Oil: The Next Revolution

The unprecedented upsurge of global oil production capacity

We are not running out of oil anytime soon. Contrary to what most people believe, oil supply capacity is growing worldwide at such an unprecedented level that it might outpace consumption leading to a glut of overproduction and a dip in oil prices.

Based on original, bottom-up, field-by-field analysis of most oil exploration and development projects in the world, an unrestricted, additional production of more than 49 mbd is targeted for 2020, the equivalent of more than half the current world production capacity of 93 mbd.

After adjusting for risk actors, depletion rates, and reserve growth, the net additional production capacity by 2020 could be 17.6 mbd yielding a world production capacity of 110.6 mbd by 2020, the most significant increase in any decade since the 1980s.

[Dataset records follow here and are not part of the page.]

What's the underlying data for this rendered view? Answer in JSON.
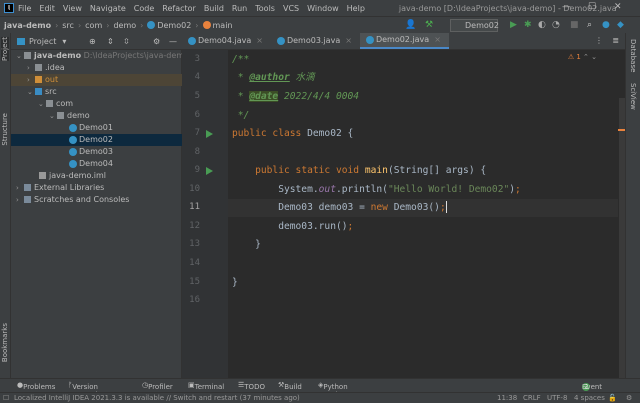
{
  "title": {
    "menu": [
      "File",
      "Edit",
      "View",
      "Navigate",
      "Code",
      "Refactor",
      "Build",
      "Run",
      "Tools",
      "VCS",
      "Window",
      "Help"
    ],
    "window_title": "java-demo [D:\\IdeaProjects\\java-demo] - Demo02.java"
  },
  "nav": {
    "crumbs": [
      "java-demo",
      "src",
      "com",
      "demo",
      "Demo02",
      "main"
    ],
    "run_config": "Demo02"
  },
  "project_panel": {
    "title": "Project",
    "tree": [
      {
        "label": "java-demo",
        "hint": "D:\\IdeaProjects\\java-demo",
        "depth": 0
      },
      {
        "label": ".idea",
        "depth": 1
      },
      {
        "label": "out",
        "depth": 1
      },
      {
        "label": "src",
        "depth": 1
      },
      {
        "label": "com",
        "depth": 2
      },
      {
        "label": "demo",
        "depth": 3
      },
      {
        "label": "Demo01",
        "depth": 4
      },
      {
        "label": "Demo02",
        "depth": 4
      },
      {
        "label": "Demo03",
        "depth": 4
      },
      {
        "label": "Demo04",
        "depth": 4
      },
      {
        "label": "java-demo.iml",
        "depth": 1
      },
      {
        "label": "External Libraries",
        "depth": 0
      },
      {
        "label": "Scratches and Consoles",
        "depth": 0
      }
    ]
  },
  "tabs": [
    "Demo04.java",
    "Demo03.java",
    "Demo02.java"
  ],
  "editor": {
    "line_numbers": [
      "3",
      "4",
      "5",
      "6",
      "7",
      "8",
      "9",
      "10",
      "11",
      "12",
      "13",
      "14",
      "15",
      "16"
    ],
    "current_line": "11",
    "warnings": "1",
    "author": "水滴",
    "date": "2022/4/4 0004",
    "hello": "\"Hello World! Demo02\""
  },
  "left_stripe": [
    "Project",
    "Structure",
    "Bookmarks"
  ],
  "right_stripe": [
    "Database",
    "SciView"
  ],
  "bottom_tools": [
    "Problems",
    "Version Control",
    "Profiler",
    "Terminal",
    "TODO",
    "Build",
    "Python Packages"
  ],
  "event_log": {
    "label": "Event Log",
    "count": "2"
  },
  "status": {
    "message": "Localized IntelliJ IDEA 2021.3.3 is available // Switch and restart (37 minutes ago)",
    "position": "11:38",
    "line_sep": "CRLF",
    "encoding": "UTF-8",
    "indent": "4 spaces"
  }
}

The economic prerequisite for this new production to develop is a long-term price of oil of $70 per barrel. Indeed, at current costs, less than 20 percent of the new production does not seem profitable at prices lower than this level.

This oil revival is spurred by an unparalleled investment cycle that started in 2003 and has reached its climax from 2010 on, with three-year investments in oil and gas exploration and production of more than $1.5 trillion.

The production growth will occur everywhere, bringing about also a “de-conventionalization” of oil supplies. During the next decades, this will produce an expanding amount of what we define today as “unconventional oils”, such as U.S. shale/tight oils, Canadian tar sands, Venezuela’s extra-heavy oils, and Brazil’s pre-salt oils.

The four countries that show the highest potential in terms of effective production capacity growth are, in order, Iraq, the U.S., Canada, and Brazil.

The most surprising factor of the global picture, however, is the explosion of the U.S. oil output. Thanks to the technological revolution brought about by the combined use of horizontal drilling and hydraulic fracturing, the U.S. is now exploiting its huge and virtually untouched shale and tight oil fields, whose production – although still in its infancy – is already skyrocketing in North Dakota and Texas. The U.S. shale/tight oil could be a paradigm-shifter for the oil world, by allowing not only for the development of the world’s still virgin shale/tight oil formations, but also for recovering more oil from conventional, established oilfields – whose average recovery rate is no higher than 35 percent.

The natural endowment of the initial American shale play, Bakken/Three Forks (a tight oil formation) in North Dakota and Montana, could become a big Persian Gulf producing country within the United States. But the country has more than twenty big shale oil formations, especially the Eagle Ford Shale, where the recent boom is revealing a hydrocarbon endowment comparable to that of the Bakken Shale.

Most of U.S. shale and tight oil are profitable at a price of oil (WTI) ranging from $50 to $65 per barrel, thus making them sufficiently resilient to a significant downturn of oil prices.